Indian Central Board of Taxation Seeks to Reduce Tax Litigation

Posted on by

By Dezan Shira & Associates
Editor: Tracie Frost

India’s Central Board of Direct Taxes (CBDT) has issued a circular that changes the monetary limits under which the government can file for an appeal in cases before the appellate tribunal and the High Court.  The stated objective of the change is to reduce tax litigation.

In October 2014, the CBDT set monetary limits for the filing of appeals in income-tax matters.  The limits define when the government can appeal a decision that was decided in the taxpayer’s favor.  Previously, the government was not allowed to appeal cases wherein the tax effect did not exceed 400,000 rupees in the appellate tribunal, 1 million rupees in the High Courts, and 25 million rupees in the Supreme Court.

Related Link Icon-IBRELATED: India’s Withholding Tax for Non-residents

The new limits will preclude the government from appealing cases in which ax effects do not exceed 1 million rupees in the appellate tribunal, 2 million rupees in the High Courts, and 25 million rupees in the Supreme Court.  The revised limits have also been made applicable retrospectively to pending appeals.  Moreover, the circular specifically states that the government should not file appeals merely because the tax effect in a case exceeds the monetary limits, but that appeals should only be filed on the merits of the case.

For purposes of determining whether an appeal can be filed, the term “tax effect” means “the difference between the tax on the total income assessed and the tax that would have been chargeable” under the taxpayer’s  method of calculating total income.  “Tax effect” does not include interest unless the chargeability of interest itself is the subject of the dispute.  Further, the tax effect is calculated separately for every assessment year.  The circular does allow composite orders, however, under which an appeal can be filed for all assessment years, even if the tax effect is less than the monetary limits in any single year. 

The CBDT also permits appeals under the following four scenarios even if the tax effect is less than the monetary limits:

  1. Where the constitutional validity of a provision is challenged;
  2. Where the CBDT’s order has been held to be illegal;
  3. Where a revenue audit objection has been accepted by the CBDT; and
  4. Where the addition relates to undisclosed foreign assets or bank accounts.

Separately, the CBDT has instituted a focus group to consider withdrawal of appeals filed by the Department in cases involving tax effect above the monetary limit. If no question of law is involved, the issue is considered settled by the Department, or the appeal is no longer relevant in view of a subsequent amendment.

The CBDT expects this decision to reduce pending litigation filed by the Department by up to 50 percent and to provide relief to taxpayers facing long-standing litigation.

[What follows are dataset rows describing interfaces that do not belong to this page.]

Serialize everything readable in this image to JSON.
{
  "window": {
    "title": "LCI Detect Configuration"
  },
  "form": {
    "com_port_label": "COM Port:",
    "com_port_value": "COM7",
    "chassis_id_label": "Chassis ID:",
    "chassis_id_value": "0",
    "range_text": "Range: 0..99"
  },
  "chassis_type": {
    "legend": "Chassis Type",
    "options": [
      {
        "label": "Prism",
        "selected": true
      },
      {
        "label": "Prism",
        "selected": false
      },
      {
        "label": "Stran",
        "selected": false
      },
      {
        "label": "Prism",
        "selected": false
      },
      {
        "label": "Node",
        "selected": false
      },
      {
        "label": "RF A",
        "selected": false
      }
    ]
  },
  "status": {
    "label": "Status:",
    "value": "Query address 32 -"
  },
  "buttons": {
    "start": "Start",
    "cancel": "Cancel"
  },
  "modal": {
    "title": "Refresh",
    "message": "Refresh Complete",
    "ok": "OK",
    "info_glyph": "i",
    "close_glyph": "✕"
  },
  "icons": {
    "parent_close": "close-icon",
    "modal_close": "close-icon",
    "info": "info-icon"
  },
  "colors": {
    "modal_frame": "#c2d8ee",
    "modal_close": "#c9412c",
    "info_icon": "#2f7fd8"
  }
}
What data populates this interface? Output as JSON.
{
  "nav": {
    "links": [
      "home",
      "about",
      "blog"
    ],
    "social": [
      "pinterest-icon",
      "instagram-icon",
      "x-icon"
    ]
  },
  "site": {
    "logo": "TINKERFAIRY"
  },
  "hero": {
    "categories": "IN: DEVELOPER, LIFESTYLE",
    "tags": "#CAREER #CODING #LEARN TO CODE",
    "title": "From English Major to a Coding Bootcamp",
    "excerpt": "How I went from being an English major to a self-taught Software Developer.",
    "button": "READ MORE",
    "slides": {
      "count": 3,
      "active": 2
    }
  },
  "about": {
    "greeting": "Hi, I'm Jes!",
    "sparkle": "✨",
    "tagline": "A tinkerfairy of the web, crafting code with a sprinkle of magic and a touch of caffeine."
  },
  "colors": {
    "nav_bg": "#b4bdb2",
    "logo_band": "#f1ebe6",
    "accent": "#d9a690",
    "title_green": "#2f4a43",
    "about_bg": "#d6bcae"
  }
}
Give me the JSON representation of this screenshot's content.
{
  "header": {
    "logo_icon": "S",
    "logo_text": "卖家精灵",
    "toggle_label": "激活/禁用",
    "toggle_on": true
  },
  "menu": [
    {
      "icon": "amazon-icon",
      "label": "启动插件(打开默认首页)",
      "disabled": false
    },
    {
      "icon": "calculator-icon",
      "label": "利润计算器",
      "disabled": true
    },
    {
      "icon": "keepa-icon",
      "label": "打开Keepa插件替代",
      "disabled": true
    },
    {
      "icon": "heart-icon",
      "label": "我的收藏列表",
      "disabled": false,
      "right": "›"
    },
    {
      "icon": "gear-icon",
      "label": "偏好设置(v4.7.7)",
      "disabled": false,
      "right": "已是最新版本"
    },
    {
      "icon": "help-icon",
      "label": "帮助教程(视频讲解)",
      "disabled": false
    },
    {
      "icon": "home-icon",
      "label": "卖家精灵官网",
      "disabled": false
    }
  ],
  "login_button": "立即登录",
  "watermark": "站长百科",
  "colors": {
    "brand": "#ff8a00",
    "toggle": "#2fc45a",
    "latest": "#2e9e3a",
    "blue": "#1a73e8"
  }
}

Professional Service_CB icons_2015RELATED: Accounting & Reporting Services from Dezan Shira & Associates


This is another in a recent series of circulars and notifications which are aimed at either reducing compliance burdens and litigation or bringing India’s regulations in line with international standards.  It is noteworthy that cases involving undisclosed foreign assets are exempted from the monetary limits, as this signals the government’s continued fight against so-called black money.  Additionally, it is important to note that these monetary limits apply only to income-tax cases.

About Us

Asia Briefing Ltd. is a subsidiary of Dezan Shira & Associates. Dezan Shira is a specialist foreign direct investment practice, providing corporate establishment, business advisory, tax advisory and compliance, accounting, payroll, due diligence and financial review services to multinationals investing in China, Hong Kong, India, Vietnam, Singapore and the rest of ASEAN. For further information, please email or visit

Stay up to date with the latest business and investment trends in Asia by subscribing to our complimentary update service featuring news, commentary and regulatory insight.

Related Reading-IB

Cover 90 x 126

Managing Your Accounting and Bookkeeping in India
In this issue of India Briefing Magazine, we spotlight three issues that financial management teams for India should monitor. Firstly, we examine the new Indian Accounting Standards (Ind-AS) system, which is expected to be a boon for foreign companies in India. We then highlight common filing dates for most companies with operations in India, and lastly examine procedures and regulations for remitting profits from India.

Tax, Accounting, and Audit in India 2014-2015
Tax, Accounting, and Audit in India 2014-2015 offers a comprehensive overview of the major taxes foreign investors are likely to encounter when establishing or operating a business in India. This concise, detailed, yet pragmatic guide is ideal for CFOs, compliance officers and heads of accounting who need to be able to navigate the complex tax and accounting landscape in India in order to effectively manage and strategically plan their India-based operations.

An Introduction to India’s Audit Process
In this issue of India Briefing Magazine, we provide readers with an overview of India’s annual audit process and offer important tips for the smooth navigation of the country’s audit regulations and accounting standards. We begin by first explaining the two most common types of audit in India, statutory and internal audits, and then outline the standard steps and procedures an Indian auditor will follow in each.

Leave a Reply

Your email address will not be published. Required fields are marked *

Scroll to top